*YOUR GOAL*.
Send back all of the data, word for word.

___ EXTRACTED RECORDS ___

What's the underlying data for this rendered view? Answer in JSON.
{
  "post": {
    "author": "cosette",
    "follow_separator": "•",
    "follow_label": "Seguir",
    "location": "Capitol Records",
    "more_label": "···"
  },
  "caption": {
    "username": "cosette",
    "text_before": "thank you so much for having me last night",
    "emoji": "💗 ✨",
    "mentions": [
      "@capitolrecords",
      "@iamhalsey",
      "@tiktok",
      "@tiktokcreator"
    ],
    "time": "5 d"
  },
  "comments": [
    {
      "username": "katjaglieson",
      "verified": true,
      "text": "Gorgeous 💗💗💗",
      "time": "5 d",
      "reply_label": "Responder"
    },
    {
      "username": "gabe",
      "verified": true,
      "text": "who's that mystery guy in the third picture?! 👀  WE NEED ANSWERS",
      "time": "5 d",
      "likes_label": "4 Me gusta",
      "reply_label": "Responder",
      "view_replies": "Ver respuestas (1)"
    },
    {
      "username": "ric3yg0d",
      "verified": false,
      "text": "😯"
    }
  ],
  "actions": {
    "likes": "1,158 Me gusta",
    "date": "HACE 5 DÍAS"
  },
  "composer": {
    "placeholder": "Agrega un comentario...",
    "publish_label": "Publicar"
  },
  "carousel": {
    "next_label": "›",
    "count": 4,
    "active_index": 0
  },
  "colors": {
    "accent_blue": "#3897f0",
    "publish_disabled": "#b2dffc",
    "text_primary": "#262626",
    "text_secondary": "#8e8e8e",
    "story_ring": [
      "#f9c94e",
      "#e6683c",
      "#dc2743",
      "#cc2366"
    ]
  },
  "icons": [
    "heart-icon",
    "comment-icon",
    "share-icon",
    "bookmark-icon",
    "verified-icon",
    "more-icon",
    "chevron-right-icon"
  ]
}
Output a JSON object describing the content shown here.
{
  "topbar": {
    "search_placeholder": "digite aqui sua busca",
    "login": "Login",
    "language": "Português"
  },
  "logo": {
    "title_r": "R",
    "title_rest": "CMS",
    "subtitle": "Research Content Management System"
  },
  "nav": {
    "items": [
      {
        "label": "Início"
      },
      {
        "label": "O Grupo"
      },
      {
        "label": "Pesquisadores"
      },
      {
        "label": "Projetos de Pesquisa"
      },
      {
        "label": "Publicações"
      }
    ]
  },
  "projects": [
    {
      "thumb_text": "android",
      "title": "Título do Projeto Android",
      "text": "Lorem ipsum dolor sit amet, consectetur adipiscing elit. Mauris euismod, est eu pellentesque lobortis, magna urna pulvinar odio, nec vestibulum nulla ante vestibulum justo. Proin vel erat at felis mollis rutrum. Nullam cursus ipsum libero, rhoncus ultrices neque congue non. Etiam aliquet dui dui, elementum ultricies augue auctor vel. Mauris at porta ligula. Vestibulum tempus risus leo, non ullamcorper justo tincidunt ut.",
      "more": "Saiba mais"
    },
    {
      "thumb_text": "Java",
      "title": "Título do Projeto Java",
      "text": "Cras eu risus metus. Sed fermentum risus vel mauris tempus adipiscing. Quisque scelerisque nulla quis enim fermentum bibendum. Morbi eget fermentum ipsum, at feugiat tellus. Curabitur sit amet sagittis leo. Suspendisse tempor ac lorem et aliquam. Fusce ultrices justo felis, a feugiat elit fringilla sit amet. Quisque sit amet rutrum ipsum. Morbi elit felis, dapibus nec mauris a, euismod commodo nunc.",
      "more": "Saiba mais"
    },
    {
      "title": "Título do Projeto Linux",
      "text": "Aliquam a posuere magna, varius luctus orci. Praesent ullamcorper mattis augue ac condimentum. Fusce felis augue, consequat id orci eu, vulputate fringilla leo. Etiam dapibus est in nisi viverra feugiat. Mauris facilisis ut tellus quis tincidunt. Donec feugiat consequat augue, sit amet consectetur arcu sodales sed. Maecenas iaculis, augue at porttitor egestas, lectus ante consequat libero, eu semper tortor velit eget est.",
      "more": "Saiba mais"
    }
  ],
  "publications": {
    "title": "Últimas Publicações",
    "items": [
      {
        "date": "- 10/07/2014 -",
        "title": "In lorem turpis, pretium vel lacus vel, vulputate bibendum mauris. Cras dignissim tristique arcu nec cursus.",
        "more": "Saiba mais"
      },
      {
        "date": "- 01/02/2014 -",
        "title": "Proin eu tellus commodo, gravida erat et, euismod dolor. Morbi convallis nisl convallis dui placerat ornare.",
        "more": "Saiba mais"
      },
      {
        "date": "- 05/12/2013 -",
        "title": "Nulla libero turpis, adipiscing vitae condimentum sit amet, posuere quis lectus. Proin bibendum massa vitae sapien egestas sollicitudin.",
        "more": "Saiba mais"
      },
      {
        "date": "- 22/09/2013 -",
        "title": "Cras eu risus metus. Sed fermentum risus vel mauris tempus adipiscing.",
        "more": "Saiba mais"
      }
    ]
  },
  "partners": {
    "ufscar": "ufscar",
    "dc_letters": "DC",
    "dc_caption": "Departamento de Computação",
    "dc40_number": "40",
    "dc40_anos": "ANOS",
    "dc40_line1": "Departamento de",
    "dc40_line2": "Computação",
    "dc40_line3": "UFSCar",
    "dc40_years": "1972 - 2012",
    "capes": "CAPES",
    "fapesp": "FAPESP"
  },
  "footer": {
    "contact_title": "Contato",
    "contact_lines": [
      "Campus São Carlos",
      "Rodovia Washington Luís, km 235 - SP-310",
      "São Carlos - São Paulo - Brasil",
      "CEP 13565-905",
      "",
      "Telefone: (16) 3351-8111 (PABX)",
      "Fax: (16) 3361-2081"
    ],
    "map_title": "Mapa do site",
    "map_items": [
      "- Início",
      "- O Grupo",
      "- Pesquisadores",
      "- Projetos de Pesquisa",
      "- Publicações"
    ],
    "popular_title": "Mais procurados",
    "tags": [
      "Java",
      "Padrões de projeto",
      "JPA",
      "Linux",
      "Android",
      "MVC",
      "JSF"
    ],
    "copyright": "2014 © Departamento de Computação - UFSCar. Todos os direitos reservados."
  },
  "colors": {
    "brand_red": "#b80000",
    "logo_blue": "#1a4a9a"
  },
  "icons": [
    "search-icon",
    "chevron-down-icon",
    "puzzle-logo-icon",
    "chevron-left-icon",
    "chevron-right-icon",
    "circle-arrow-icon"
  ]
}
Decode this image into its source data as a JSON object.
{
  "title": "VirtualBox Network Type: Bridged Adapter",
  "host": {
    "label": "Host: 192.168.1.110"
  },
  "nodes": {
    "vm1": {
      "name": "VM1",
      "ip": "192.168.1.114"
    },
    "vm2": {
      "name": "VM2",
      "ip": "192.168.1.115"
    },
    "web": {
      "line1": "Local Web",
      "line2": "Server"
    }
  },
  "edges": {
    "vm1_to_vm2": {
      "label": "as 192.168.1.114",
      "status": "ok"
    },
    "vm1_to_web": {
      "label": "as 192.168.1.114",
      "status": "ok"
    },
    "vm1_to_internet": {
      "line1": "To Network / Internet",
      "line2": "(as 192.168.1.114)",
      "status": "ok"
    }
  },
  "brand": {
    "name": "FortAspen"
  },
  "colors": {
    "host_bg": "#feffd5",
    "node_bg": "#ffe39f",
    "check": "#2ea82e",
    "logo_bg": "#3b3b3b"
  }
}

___

*SOLUTION TO THIS EXERCISE*.
What's the underlying data for this rendered view? Answer in JSON.
{
  "post": {
    "author": "cosette",
    "follow_separator": "•",
    "follow_label": "Seguir",
    "location": "Capitol Records",
    "more_label": "···"
  },
  "caption": {
    "username": "cosette",
    "text_before": "thank you so much for having me last night",
    "emoji": "💗 ✨",
    "mentions": [
      "@capitolrecords",
      "@iamhalsey",
      "@tiktok",
      "@tiktokcreator"
    ],
    "time": "5 d"
  },
  "comments": [
    {
      "username": "katjaglieson",
      "verified": true,
      "text": "Gorgeous 💗💗💗",
      "time": "5 d",
      "reply_label": "Responder"
    },
    {
      "username": "gabe",
      "verified": true,
      "text": "who's that mystery guy in the third picture?! 👀  WE NEED ANSWERS",
      "time": "5 d",
      "likes_label": "4 Me gusta",
      "reply_label": "Responder",
      "view_replies": "Ver respuestas (1)"
    },
    {
      "username": "ric3yg0d",
      "verified": false,
      "text": "😯"
    }
  ],
  "actions": {
    "likes": "1,158 Me gusta",
    "date": "HACE 5 DÍAS"
  },
  "composer": {
    "placeholder": "Agrega un comentario...",
    "publish_label": "Publicar"
  },
  "carousel": {
    "next_label": "›",
    "count": 4,
    "active_index": 0
  },
  "colors": {
    "accent_blue": "#3897f0",
    "publish_disabled": "#b2dffc",
    "text_primary": "#262626",
    "text_secondary": "#8e8e8e",
    "story_ring": [
      "#f9c94e",
      "#e6683c",
      "#dc2743",
      "#cc2366"
    ]
  },
  "icons": [
    "heart-icon",
    "comment-icon",
    "share-icon",
    "bookmark-icon",
    "verified-icon",
    "more-icon",
    "chevron-right-icon"
  ]
}
Output a JSON object describing the content shown here.
{
  "topbar": {
    "search_placeholder": "digite aqui sua busca",
    "login": "Login",
    "language": "Português"
  },
  "logo": {
    "title_r": "R",
    "title_rest": "CMS",
    "subtitle": "Research Content Management System"
  },
  "nav": {
    "items": [
      {
        "label": "Início"
      },
      {
        "label": "O Grupo"
      },
      {
        "label": "Pesquisadores"
      },
      {
        "label": "Projetos de Pesquisa"
      },
      {
        "label": "Publicações"
      }
    ]
  },
  "projects": [
    {
      "thumb_text": "android",
      "title": "Título do Projeto Android",
      "text": "Lorem ipsum dolor sit amet, consectetur adipiscing elit. Mauris euismod, est eu pellentesque lobortis, magna urna pulvinar odio, nec vestibulum nulla ante vestibulum justo. Proin vel erat at felis mollis rutrum. Nullam cursus ipsum libero, rhoncus ultrices neque congue non. Etiam aliquet dui dui, elementum ultricies augue auctor vel. Mauris at porta ligula. Vestibulum tempus risus leo, non ullamcorper justo tincidunt ut.",
      "more": "Saiba mais"
    },
    {
      "thumb_text": "Java",
      "title": "Título do Projeto Java",
      "text": "Cras eu risus metus. Sed fermentum risus vel mauris tempus adipiscing. Quisque scelerisque nulla quis enim fermentum bibendum. Morbi eget fermentum ipsum, at feugiat tellus. Curabitur sit amet sagittis leo. Suspendisse tempor ac lorem et aliquam. Fusce ultrices justo felis, a feugiat elit fringilla sit amet. Quisque sit amet rutrum ipsum. Morbi elit felis, dapibus nec mauris a, euismod commodo nunc.",
      "more": "Saiba mais"
    },
    {
      "title": "Título do Projeto Linux",
      "text": "Aliquam a posuere magna, varius luctus orci. Praesent ullamcorper mattis augue ac condimentum. Fusce felis augue, consequat id orci eu, vulputate fringilla leo. Etiam dapibus est in nisi viverra feugiat. Mauris facilisis ut tellus quis tincidunt. Donec feugiat consequat augue, sit amet consectetur arcu sodales sed. Maecenas iaculis, augue at porttitor egestas, lectus ante consequat libero, eu semper tortor velit eget est.",
      "more": "Saiba mais"
    }
  ],
  "publications": {
    "title": "Últimas Publicações",
    "items": [
      {
        "date": "- 10/07/2014 -",
        "title": "In lorem turpis, pretium vel lacus vel, vulputate bibendum mauris. Cras dignissim tristique arcu nec cursus.",
        "more": "Saiba mais"
      },
      {
        "date": "- 01/02/2014 -",
        "title": "Proin eu tellus commodo, gravida erat et, euismod dolor. Morbi convallis nisl convallis dui placerat ornare.",
        "more": "Saiba mais"
      },
      {
        "date": "- 05/12/2013 -",
        "title": "Nulla libero turpis, adipiscing vitae condimentum sit amet, posuere quis lectus. Proin bibendum massa vitae sapien egestas sollicitudin.",
        "more": "Saiba mais"
      },
      {
        "date": "- 22/09/2013 -",
        "title": "Cras eu risus metus. Sed fermentum risus vel mauris tempus adipiscing.",
        "more": "Saiba mais"
      }
    ]
  },
  "partners": {
    "ufscar": "ufscar",
    "dc_letters": "DC",
    "dc_caption": "Departamento de Computação",
    "dc40_number": "40",
    "dc40_anos": "ANOS",
    "dc40_line1": "Departamento de",
    "dc40_line2": "Computação",
    "dc40_line3": "UFSCar",
    "dc40_years": "1972 - 2012",
    "capes": "CAPES",
    "fapesp": "FAPESP"
  },
  "footer": {
    "contact_title": "Contato",
    "contact_lines": [
      "Campus São Carlos",
      "Rodovia Washington Luís, km 235 - SP-310",
      "São Carlos - São Paulo - Brasil",
      "CEP 13565-905",
      "",
      "Telefone: (16) 3351-8111 (PABX)",
      "Fax: (16) 3361-2081"
    ],
    "map_title": "Mapa do site",
    "map_items": [
      "- Início",
      "- O Grupo",
      "- Pesquisadores",
      "- Projetos de Pesquisa",
      "- Publicações"
    ],
    "popular_title": "Mais procurados",
    "tags": [
      "Java",
      "Padrões de projeto",
      "JPA",
      "Linux",
      "Android",
      "MVC",
      "JSF"
    ],
    "copyright": "2014 © Departamento de Computação - UFSCar. Todos os direitos reservados."
  },
  "colors": {
    "brand_red": "#b80000",
    "logo_blue": "#1a4a9a"
  },
  "icons": [
    "search-icon",
    "chevron-down-icon",
    "puzzle-logo-icon",
    "chevron-left-icon",
    "chevron-right-icon",
    "circle-arrow-icon"
  ]
}
Decode this image into its source data as a JSON object.
{
  "title": "VirtualBox Network Type: Bridged Adapter",
  "host": {
    "label": "Host: 192.168.1.110"
  },
  "nodes": {
    "vm1": {
      "name": "VM1",
      "ip": "192.168.1.114"
    },
    "vm2": {
      "name": "VM2",
      "ip": "192.168.1.115"
    },
    "web": {
      "line1": "Local Web",
      "line2": "Server"
    }
  },
  "edges": {
    "vm1_to_vm2": {
      "label": "as 192.168.1.114",
      "status": "ok"
    },
    "vm1_to_web": {
      "label": "as 192.168.1.114",
      "status": "ok"
    },
    "vm1_to_internet": {
      "line1": "To Network / Internet",
      "line2": "(as 192.168.1.114)",
      "status": "ok"
    }
  },
  "brand": {
    "name": "FortAspen"
  },
  "colors": {
    "host_bg": "#feffd5",
    "node_bg": "#ffe39f",
    "check": "#2ea82e",
    "logo_bg": "#3b3b3b"
  }
}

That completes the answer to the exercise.